SPEAK OFTEN—AND TAKE WHAT YOU CAN GET “I’ve written Paul Vallas many, many letters,” says Mary Cavey, principal of Spry Elementary School in Little Village.

The school’s 1980s plexiglass windows have grown so cloudy that they’re no longer transparent. “When I’m in a classroom, I find that depressing,” she says. Its vintage bathrooms constantly need repairs. “I think the way the bathrooms are kept says something about how you treat your people,” she says, adding that Spry’s are at least neat and clean.

Board officials have said “no” to a bathroom rehab, which Cavey accepts. They agree that the windows should be replaced and the roof upgraded, but they say they don’t have the money.

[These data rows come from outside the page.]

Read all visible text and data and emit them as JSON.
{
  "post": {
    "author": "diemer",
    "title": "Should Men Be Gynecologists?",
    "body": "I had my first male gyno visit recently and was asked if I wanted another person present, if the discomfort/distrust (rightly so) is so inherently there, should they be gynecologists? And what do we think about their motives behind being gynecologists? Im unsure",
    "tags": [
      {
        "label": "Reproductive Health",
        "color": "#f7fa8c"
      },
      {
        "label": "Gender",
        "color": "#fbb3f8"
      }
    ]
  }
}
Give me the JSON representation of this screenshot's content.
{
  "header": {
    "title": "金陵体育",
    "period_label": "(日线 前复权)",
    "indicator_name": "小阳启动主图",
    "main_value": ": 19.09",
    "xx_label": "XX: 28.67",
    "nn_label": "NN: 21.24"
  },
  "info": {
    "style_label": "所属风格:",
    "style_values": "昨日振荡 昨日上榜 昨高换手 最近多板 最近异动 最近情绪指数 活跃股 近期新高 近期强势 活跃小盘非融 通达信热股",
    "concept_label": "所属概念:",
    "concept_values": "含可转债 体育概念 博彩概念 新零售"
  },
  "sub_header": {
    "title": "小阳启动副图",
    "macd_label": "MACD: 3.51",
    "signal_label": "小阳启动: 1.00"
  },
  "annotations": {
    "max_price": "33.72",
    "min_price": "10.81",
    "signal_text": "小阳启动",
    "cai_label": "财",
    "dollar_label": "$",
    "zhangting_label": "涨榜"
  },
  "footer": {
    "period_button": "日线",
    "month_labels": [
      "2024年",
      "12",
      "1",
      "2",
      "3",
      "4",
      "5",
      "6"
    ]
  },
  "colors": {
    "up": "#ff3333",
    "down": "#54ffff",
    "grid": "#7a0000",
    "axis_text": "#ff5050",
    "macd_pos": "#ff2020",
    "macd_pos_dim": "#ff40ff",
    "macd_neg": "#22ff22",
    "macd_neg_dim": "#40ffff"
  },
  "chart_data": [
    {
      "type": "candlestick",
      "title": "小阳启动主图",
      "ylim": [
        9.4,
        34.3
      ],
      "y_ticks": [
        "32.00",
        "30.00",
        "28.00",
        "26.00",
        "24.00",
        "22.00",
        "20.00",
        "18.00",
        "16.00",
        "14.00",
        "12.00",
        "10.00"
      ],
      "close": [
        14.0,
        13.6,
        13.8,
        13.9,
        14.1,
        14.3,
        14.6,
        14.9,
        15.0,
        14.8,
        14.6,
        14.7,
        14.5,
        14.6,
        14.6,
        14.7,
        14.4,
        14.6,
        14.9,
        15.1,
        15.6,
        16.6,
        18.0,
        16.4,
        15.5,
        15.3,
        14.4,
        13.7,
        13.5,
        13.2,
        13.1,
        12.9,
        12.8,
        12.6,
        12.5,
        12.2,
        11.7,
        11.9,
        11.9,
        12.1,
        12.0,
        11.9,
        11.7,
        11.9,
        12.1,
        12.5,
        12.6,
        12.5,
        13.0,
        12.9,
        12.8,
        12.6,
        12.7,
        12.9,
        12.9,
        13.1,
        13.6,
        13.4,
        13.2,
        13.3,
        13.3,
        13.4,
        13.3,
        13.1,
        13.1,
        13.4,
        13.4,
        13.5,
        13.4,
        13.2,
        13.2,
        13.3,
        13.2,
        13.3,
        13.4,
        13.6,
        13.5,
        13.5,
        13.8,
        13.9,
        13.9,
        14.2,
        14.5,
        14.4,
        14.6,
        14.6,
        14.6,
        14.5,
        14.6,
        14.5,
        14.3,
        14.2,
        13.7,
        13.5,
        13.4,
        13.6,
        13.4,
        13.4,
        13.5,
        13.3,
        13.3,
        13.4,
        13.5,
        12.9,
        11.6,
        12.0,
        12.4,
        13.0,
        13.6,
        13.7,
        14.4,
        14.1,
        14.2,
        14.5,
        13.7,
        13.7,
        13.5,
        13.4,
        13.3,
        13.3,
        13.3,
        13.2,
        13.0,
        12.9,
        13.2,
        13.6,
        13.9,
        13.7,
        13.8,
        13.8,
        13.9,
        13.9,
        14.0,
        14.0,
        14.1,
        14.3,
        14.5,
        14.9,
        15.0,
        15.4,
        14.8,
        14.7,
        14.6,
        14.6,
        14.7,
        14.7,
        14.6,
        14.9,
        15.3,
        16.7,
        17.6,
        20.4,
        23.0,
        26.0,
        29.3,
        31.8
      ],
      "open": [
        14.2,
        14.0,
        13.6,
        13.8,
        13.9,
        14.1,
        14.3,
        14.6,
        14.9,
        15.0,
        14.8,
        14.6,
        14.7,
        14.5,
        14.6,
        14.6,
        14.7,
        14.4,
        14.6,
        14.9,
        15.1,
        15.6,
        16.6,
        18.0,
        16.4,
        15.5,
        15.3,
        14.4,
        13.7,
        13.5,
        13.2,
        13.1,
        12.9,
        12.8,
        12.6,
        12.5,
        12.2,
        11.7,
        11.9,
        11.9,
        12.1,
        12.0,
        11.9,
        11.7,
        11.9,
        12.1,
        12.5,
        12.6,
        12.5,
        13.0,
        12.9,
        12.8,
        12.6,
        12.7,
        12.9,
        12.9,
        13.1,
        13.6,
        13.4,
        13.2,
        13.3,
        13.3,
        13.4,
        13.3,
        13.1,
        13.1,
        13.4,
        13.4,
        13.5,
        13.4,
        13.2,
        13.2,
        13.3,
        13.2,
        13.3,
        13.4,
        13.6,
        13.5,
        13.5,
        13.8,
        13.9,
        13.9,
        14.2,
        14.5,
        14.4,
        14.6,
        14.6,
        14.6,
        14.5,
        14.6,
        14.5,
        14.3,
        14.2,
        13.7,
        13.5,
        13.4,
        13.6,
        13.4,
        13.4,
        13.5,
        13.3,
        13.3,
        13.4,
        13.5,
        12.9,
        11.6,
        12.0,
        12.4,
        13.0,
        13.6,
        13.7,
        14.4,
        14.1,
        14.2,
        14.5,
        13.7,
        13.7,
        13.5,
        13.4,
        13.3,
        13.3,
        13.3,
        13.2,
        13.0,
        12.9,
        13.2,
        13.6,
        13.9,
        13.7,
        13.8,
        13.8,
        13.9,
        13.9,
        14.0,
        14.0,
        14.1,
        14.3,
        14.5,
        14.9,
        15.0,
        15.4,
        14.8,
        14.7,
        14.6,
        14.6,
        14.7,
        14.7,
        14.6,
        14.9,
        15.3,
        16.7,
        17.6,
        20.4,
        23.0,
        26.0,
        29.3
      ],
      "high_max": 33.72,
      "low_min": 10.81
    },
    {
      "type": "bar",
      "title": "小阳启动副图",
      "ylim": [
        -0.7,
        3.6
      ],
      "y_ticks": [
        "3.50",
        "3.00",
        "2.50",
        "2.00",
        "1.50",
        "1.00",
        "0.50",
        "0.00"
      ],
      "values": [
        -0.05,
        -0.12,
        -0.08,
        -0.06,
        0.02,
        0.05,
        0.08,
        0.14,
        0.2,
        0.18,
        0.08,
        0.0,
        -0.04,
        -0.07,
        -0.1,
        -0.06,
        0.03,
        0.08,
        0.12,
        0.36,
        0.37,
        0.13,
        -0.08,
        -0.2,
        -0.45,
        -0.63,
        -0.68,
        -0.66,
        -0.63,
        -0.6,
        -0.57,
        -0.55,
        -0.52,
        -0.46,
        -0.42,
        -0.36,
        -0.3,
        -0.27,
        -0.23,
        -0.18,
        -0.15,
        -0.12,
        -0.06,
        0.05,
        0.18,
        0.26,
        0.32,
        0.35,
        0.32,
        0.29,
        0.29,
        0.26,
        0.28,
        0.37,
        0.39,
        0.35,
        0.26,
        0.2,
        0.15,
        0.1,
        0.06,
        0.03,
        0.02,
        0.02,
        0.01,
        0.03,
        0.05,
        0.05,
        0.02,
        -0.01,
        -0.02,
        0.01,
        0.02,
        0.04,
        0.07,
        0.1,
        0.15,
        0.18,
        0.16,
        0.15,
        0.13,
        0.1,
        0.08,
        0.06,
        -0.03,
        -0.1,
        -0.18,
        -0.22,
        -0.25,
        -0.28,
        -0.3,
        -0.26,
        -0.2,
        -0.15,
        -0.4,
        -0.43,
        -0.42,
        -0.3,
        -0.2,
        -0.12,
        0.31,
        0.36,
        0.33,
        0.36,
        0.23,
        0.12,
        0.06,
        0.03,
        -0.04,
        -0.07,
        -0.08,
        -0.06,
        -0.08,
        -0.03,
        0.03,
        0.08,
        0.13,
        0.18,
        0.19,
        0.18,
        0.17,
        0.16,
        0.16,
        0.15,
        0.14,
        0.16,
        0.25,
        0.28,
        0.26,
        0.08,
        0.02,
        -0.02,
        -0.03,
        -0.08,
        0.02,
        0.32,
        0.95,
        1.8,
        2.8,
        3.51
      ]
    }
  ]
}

However, the Operations Department has helped Cavey with other capital problems, and in her book, that counts for something.

Two years ago, Cavey participated in a program that paired schools with business partners who wanted to provide in-kind support. Spry’s partner, the law firm Mayer Brown and Platt (where the mayor’s brother once was a partner), brought in two others: the architectural firm Tunevich, Inc. and the bookstore giant Barnes & Noble. All four partners pitched in to build a library and a parent center. The school’s contribution was money from its routine repair and maintenance fund. As the rehab work was about to start, though, the board began slashing repair funds at schools across the city. “I literally lost $50,000 from my budget,” Cavey recalls.

Operations Chief Martin came to the rescue. “I had all my documentation,” says Cavey, “and Tim Martin’s office helped recoup the money that I’d lost.”

Cavey tips her hat, too, for the board’s work to relieve overcrowding. “None of this would have happened if the board hadn’t been working to solve Spry’s overcrowding problem,” she notes. If Finkl Elementary hadn’t been built nearby, she says, “We never would’ve had the space to do these projects.”

DON’T RELY ON PROMISES On Arbor Day, 1995, Mayor Richard Daley visited Morse Elementary School on the West Side. As Principal Leon Hudnall recalls, Daley asked Hudnall where the students ate and the principal replied, “You’re standing in it.” They were in the school’s basement. Hudnall says he added, “We call it the dungeon.”

Daley looked at the asbestos-lined heating pipes overhead and the lead-based paint peeling from the ceiling above the pipes, looked at Hudnall, and promised a new building that would give students a better place to eat. Two years later, Morse has two temporary units to relieve overcrowding, but no new, permanent building and no new lunchroom.

Last year, Hudnall got a notice from the board’s Operations Department, congratulating him and the school on the major renovation Morse was due to receive in March 1998. March came and went without a brick being set. And the draft capital improvement plan the board issued at the end of March didn’t list anything for Morse.

“I called several times about this letter, but no one has an answer,” Hudnall testified at a public hearing in April. “They keep saying, ‘We’ll get back to you,’ and no one has gotten back to me.”

In addition to the problems with the lunchroom, Morse’s windows are neither transparent nor secure, pieces of the cornice are falling apart, and two walls in back of the school are coming apart. Hudnall says an engineer who inspected the walls expects them to fall soon; one of them faces the school’s playground.

Martin visited after the hearings, but no plans were made. During the summer, Morse was awarded a computer technology project, including a new computer lab and an Internet hookup to every classroom. At the end of summer, contractors came to schedule abatement work on the lead and asbestos hazards in the lunchroom. They wanted to start right away, but Morse’s teachers and LSC asked them to hold off until winter break because they feared the work could endanger children and teachers.

Hudnall called Martin’s office again this fall, asking about the rest of the renovation project—the roof, walls and windows. As Catalyst goes to press, work on the wiring project has begun, and Martin is scheduled to visit the school again, but Morse’s basic rehab has not been restored to the capital plan.